Problem requirements:
Look through the entries for the string "Property", and copy each line that holds it.

Start of Block

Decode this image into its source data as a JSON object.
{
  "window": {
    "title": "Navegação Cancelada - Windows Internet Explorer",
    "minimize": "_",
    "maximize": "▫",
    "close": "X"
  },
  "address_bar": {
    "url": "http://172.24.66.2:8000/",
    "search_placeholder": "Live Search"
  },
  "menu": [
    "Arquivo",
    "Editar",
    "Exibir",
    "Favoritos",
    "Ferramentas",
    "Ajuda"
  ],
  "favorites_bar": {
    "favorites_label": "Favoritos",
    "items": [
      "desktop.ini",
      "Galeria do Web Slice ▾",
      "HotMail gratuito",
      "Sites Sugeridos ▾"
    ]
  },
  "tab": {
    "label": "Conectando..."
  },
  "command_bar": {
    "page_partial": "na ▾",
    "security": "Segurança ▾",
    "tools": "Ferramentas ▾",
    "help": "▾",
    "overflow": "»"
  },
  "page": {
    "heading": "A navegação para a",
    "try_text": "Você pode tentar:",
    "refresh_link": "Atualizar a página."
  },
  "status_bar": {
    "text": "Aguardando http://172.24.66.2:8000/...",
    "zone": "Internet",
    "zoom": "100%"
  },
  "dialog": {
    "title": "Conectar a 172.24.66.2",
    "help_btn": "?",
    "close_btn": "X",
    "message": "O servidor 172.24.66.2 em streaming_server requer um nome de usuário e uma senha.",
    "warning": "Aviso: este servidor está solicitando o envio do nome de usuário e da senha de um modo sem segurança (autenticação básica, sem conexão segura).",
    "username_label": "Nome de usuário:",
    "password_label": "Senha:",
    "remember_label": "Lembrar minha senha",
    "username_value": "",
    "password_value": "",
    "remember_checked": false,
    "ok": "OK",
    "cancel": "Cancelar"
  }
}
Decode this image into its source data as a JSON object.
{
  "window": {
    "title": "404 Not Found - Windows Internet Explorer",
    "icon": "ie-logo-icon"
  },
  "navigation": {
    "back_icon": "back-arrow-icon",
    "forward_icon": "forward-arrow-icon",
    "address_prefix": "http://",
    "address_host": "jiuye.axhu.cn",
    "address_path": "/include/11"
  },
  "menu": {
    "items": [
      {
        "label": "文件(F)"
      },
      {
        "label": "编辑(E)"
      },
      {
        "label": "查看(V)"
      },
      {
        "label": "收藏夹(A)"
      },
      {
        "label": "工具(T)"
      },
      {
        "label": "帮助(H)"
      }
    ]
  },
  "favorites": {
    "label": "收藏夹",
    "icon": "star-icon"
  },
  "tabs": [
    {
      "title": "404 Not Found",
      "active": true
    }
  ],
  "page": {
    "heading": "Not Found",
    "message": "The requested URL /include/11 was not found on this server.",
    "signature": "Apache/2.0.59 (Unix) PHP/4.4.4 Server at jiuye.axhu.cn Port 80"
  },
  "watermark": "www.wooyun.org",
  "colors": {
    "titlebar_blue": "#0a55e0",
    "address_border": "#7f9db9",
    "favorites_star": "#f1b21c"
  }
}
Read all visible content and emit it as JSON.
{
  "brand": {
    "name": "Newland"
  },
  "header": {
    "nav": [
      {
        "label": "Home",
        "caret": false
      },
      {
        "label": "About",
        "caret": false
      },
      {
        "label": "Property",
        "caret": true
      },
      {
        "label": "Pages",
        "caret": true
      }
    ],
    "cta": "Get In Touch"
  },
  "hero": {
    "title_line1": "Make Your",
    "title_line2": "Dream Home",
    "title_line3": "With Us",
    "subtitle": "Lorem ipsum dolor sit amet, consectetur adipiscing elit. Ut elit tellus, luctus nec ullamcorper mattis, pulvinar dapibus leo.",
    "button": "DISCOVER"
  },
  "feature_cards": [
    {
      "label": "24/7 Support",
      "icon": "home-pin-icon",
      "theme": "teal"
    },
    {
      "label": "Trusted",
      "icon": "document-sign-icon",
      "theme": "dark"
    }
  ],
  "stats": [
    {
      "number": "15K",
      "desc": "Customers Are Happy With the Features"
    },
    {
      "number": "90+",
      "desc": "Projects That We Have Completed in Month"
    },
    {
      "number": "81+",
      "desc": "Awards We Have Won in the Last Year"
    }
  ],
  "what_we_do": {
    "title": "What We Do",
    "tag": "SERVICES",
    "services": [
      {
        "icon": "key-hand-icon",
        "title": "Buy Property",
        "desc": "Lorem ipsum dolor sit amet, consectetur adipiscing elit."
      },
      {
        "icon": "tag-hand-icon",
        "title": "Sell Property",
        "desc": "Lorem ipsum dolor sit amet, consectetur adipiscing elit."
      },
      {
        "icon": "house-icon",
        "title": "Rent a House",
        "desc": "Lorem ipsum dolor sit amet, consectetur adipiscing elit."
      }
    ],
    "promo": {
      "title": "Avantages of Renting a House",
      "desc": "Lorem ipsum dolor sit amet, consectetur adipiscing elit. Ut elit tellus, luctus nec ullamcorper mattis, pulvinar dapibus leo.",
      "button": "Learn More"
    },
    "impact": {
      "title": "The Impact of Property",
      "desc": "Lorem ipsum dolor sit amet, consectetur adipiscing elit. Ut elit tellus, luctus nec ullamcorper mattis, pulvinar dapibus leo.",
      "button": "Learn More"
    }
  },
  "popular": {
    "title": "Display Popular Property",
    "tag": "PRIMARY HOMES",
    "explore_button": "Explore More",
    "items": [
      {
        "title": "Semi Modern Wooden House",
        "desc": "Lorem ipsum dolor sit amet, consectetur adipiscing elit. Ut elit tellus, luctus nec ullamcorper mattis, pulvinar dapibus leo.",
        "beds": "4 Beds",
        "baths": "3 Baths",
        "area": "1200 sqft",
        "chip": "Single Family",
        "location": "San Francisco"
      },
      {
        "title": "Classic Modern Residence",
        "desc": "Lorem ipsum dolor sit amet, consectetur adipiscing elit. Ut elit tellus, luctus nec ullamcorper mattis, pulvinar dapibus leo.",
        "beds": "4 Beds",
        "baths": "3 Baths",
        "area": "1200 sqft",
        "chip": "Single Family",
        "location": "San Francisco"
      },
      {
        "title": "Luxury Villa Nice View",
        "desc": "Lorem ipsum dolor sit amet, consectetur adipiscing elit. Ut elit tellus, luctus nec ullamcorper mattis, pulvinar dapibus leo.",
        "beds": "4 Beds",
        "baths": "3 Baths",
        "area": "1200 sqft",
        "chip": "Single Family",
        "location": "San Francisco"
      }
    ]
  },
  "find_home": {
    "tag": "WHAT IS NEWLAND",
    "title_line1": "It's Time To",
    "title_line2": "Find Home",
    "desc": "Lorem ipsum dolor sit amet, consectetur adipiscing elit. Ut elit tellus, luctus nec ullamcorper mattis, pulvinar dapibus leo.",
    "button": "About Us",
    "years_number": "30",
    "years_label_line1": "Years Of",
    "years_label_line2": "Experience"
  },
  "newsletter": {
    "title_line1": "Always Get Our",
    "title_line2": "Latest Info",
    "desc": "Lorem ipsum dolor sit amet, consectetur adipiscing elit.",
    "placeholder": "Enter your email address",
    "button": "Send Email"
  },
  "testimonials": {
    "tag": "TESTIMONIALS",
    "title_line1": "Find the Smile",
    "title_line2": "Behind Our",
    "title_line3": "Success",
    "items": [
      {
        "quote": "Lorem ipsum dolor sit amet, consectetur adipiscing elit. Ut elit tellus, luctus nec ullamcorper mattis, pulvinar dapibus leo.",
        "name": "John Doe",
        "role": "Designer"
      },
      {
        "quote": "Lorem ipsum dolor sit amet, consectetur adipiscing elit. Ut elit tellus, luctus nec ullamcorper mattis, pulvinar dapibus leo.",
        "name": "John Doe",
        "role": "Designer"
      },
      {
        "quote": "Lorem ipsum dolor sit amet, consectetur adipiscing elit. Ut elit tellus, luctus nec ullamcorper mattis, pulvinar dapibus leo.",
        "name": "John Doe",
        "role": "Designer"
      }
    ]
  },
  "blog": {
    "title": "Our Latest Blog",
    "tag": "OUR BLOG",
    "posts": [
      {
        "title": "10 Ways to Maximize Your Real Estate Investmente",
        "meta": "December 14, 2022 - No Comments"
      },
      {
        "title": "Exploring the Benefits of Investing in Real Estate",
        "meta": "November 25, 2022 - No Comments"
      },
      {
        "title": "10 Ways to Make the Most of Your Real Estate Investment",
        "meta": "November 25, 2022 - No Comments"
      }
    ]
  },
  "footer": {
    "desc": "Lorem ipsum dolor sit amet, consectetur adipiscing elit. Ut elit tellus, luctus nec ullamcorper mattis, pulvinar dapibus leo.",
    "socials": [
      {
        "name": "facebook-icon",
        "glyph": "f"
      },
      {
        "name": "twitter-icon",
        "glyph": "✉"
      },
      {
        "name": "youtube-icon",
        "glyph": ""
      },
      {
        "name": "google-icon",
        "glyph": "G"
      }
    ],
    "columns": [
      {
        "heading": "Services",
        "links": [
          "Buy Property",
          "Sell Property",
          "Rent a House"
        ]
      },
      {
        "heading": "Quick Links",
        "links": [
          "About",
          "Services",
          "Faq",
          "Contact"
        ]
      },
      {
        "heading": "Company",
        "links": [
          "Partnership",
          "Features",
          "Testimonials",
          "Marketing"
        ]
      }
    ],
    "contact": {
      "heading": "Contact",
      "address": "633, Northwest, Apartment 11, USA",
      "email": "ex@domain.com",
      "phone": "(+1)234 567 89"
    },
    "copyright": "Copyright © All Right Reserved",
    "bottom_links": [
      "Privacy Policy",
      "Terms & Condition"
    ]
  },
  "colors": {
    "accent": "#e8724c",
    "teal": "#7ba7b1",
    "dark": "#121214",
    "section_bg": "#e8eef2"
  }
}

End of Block

Output of the exercise:
        "label": "Property",
        "title": "Buy Property",
        "title": "Sell Property",
      "title": "The Impact of Property",
    "title": "Display Popular Property",
          "Buy Property",
          "Sell Property",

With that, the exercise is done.